Today Thursday, it marks 15 years since the NASA’s Mars Odyssey mission was launched from Cape Canaveral in 2001, giving scientists crucial data on Mars’ astonishing features. NASA launched the Mars Odyssey orbiter on April 7, 2001, from Cape Canaveral Air Force Station in Florida, with the goal of reaching the red planet’s surface in order to further explore Mars, and oversee the data from all rovers there.
Among the rovers Odyssey is watching over, there are the Opportunity, Spirit and Curiosity rovers. After only six months from venturing from Earth to Mars, Odyssey was already on the red giant’s orbit and ready to land. Impressively enough, engineers at NASA were able to make several flybys over Mars before setting up the ideal orbit for the orbiter to map the red planet effectively.
And although the mission was as ambitious as it was difficult to complete, the Odyssey didn’t experienced any setbacks during the mission. It’s worth mentioning the dedication NASA put into the development of the orbiter launched back in 2001, as the Odyssey is still operational 15 years after it was set to explore Mars.
David Lehman from NASA’s Jet Propulsion Laboratory in Pasadena, California claims the Odyssey is a record-breaking orbiter considering it has worked non-stop over a decade. Lehman, who is also Odyssey’s project manager describes the spacecraft as being in good shape and adds the orbiter has plenty of fuel to keep up the good work for years to come.
The orbiter was named 2001 Mars Odyssey for the famed sci-fi author Arthur C. Clarke. Clarke gained worldwide fame for his novel ‘2001: A Space Odyssey’. Now, listing the entire Odyssey’s achievements in the past 15 years would be a stretch, considering it has accomplished much more than it was expected of the orbiter.
Odyssey’s top achievements so far
Yet one of the greatest discoveries was the evidence of water ice close to Mars’ surface in large areas. Also, the Odyssey gave astronomers breathtaking images of the red planet’s surface, thanks to months of orbiting Mars in order to get a detailed mapping of the planet.
Additionally, the spacecraft launched 15 years ago has witnessed over six full changes of Martian seasons, giving researchers sufficient data to determine Mars’ weather patterns and how seasons can differ from previous one in comparison to previous years.

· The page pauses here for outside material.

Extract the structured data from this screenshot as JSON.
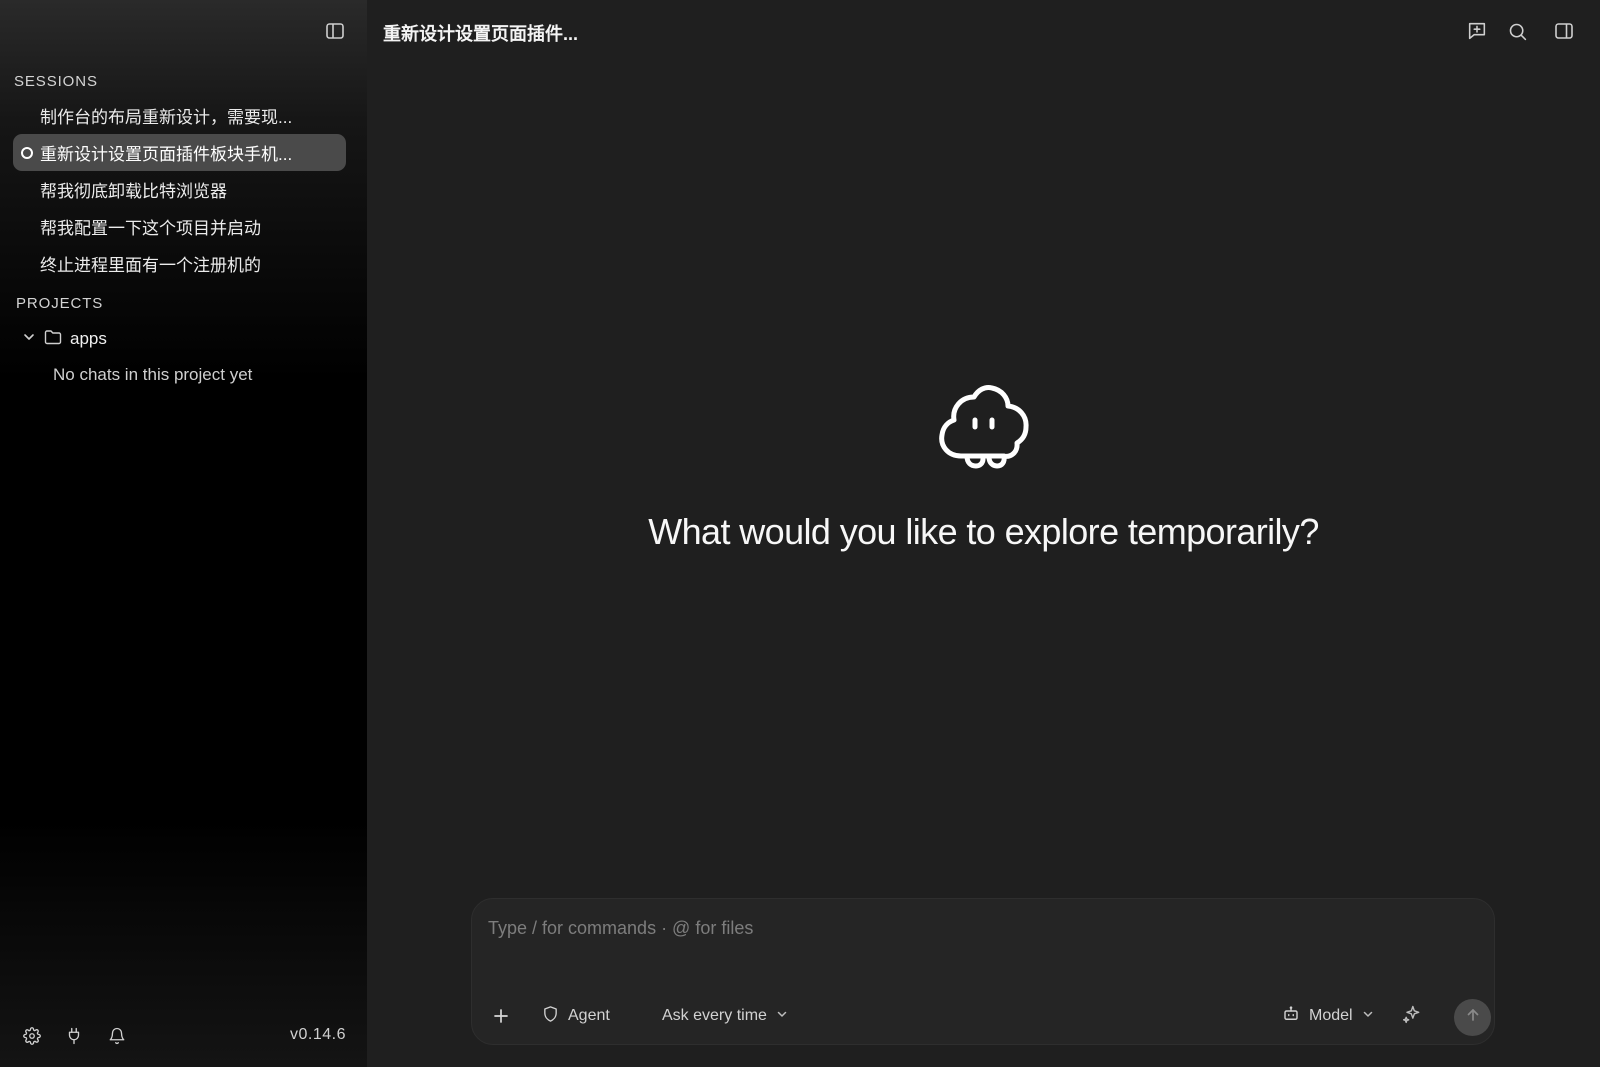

Remarkably enough for the Odyssey orbiter, it even opened the way for future journeys into Mars with human crews onboard, as the orbiter measured radiation levels before getting to the planet. A significant factor if NASA plans to send astronauts to the red giant in the near future.

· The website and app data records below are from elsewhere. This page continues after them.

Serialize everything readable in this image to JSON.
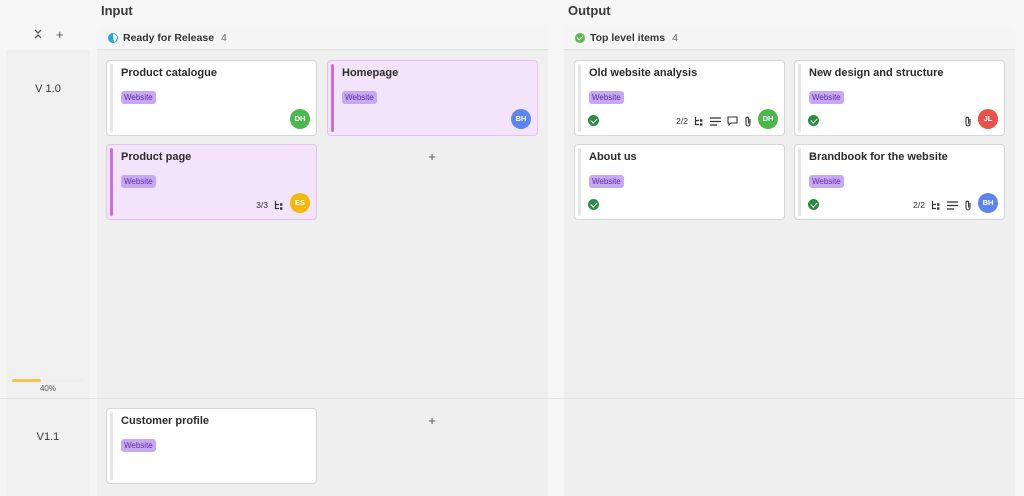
{
  "sections": {
    "input": "Input",
    "output": "Output"
  },
  "rail": {
    "collapse_icon": "collapse-icon",
    "add_icon": "plus-icon",
    "versions": [
      {
        "label": "V 1.0",
        "progress_text": "40%",
        "progress": 0.4
      },
      {
        "label": "V1.1"
      }
    ]
  },
  "columns": [
    {
      "title": "Ready for Release",
      "count": "4",
      "status_icon": "in-progress-icon",
      "status_color": "#23a7e0"
    },
    {
      "title": "Top level items",
      "count": "4",
      "status_icon": "done-check-icon",
      "status_color": "#59b94a"
    }
  ],
  "cards": {
    "product_catalogue": {
      "title": "Product catalogue",
      "tag": "Website",
      "avatar": "DH",
      "avatar_color": "#4cb84c"
    },
    "homepage": {
      "title": "Homepage",
      "tag": "Website",
      "avatar": "BH",
      "avatar_color": "#5b86f0"
    },
    "product_page": {
      "title": "Product page",
      "tag": "Website",
      "subtasks": "3/3",
      "avatar": "ES",
      "avatar_color": "#f2b80b"
    },
    "old_website": {
      "title": "Old website analysis",
      "tag": "Website",
      "subtasks": "2/2",
      "avatar": "DH",
      "avatar_color": "#4cb84c"
    },
    "new_design": {
      "title": "New design and structure",
      "tag": "Website",
      "avatar": "JL",
      "avatar_color": "#e8524a"
    },
    "about_us": {
      "title": "About us",
      "tag": "Website"
    },
    "brandbook": {
      "title": "Brandbook for the website",
      "tag": "Website",
      "subtasks": "2/2",
      "avatar": "BH",
      "avatar_color": "#5b86f0"
    },
    "customer_profile": {
      "title": "Customer profile",
      "tag": "Website"
    }
  },
  "colors": {
    "tag_bg": "#c7a9f2",
    "pink_card": "#f4e4fb",
    "accent_stripe": "#c572e0"
  }
}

“Every day for five years, Odysseys has been extending its record for how long a spacecraft can keep working on Mars,” said Lehman on a statement released for its 15th anniversary. “The spacecraft is remarkably healthy, and we have enough fuel to last for several more years.”